‘I’m a Dad and I’m scared.’
It’s how Sir John Kirwan starts Stand By Me, a sentence and situation that many parents of teenagers will instantly relate to. It’s a sentence that also sums up the follow up to Sir John’s 2010 best-selling All Blacks Don’t Cry. Plain simple language with the complexity of anxiety and depression broken down succinctly.
Stand By Me is a guide for any parent who suspects a child or teenager may have or be showing signs of anxiety or depression. Sir John mostly plays the role of parent asking and posing questions with the advice, answers and insights provided by Wellington based husband and wife psychologists, Dr Elliot Bell and Kirsty Louden-Bell. This is mixed with verbatim’s from parents and children who have been through the battle adding a real life aspect to the book.
The unsung hero is writer Margie Thomson whose ability to break the tricky topic into layman’s language, balancing all of the components to keep the pace and flow of the book humming while delivering valuable information is a true and under-rated skill.

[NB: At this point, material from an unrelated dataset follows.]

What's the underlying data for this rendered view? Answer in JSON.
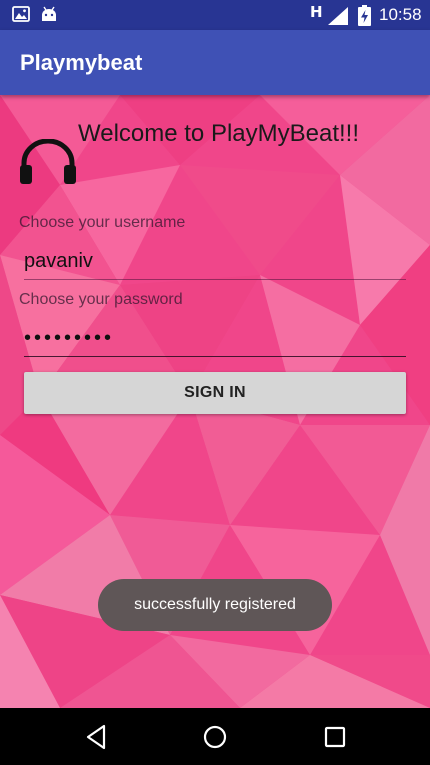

There are several clear messages in the book. Thanks in large part to Sir John’s work over the last decade New Zealanders have started to talk more openly about depression. But it still carries a lot of stigma and the voices that highlight that most are those of the parents and children whose stories are sprinkled throughout the book.
Teenager Sophia says “It’s like a title you’re given … people think that depression is something you can control. It’s like ‘snap out of it’. Christie is the mother of a teenage sufferer and says we still have a way to go to de-stigmatise depression adding ‘when it happens to us, we mustn’t feel that we’re weak or to blame.’
What’s delivered is a rich resource to draw on. It includes a roadmap of warning signs, advice on how to broach the subject with your teen, a variety of tips such as how and what to look for in choosing a professional for help, questions to ask that professional, explanations of the treatments available, how to approach medication, the role of the parent and more.
Out of it all, any parent or teenager who reads the book has a good chance of understanding that they are not alone. That depression is an illness that can be treated. That there are a variety of ways to get help and be helped.
As the first book did, Stand By Me is strong on the role hope has to play. The importance of finding hope for parents and teenagers struggling with depression, where to find it, how to hang onto it and ways to nurture it. And if hope is absent, the message is clear, keep trying for it, keep looking for it.
The teenager of today can be a tough customer for many parents to reach, understand and relate to. Social media, technology and the immediacy of everything are part of their daily life although often foreign concepts to many parents. The task of connecting and then caring and conveying that to a teenager with depression or anxiety issues is an awfully tough assignment.
The team behind Stand By Me has successfully delivered practical help, comfort and hope for parents in that situation. Bravo to all who made Stand By Me possible.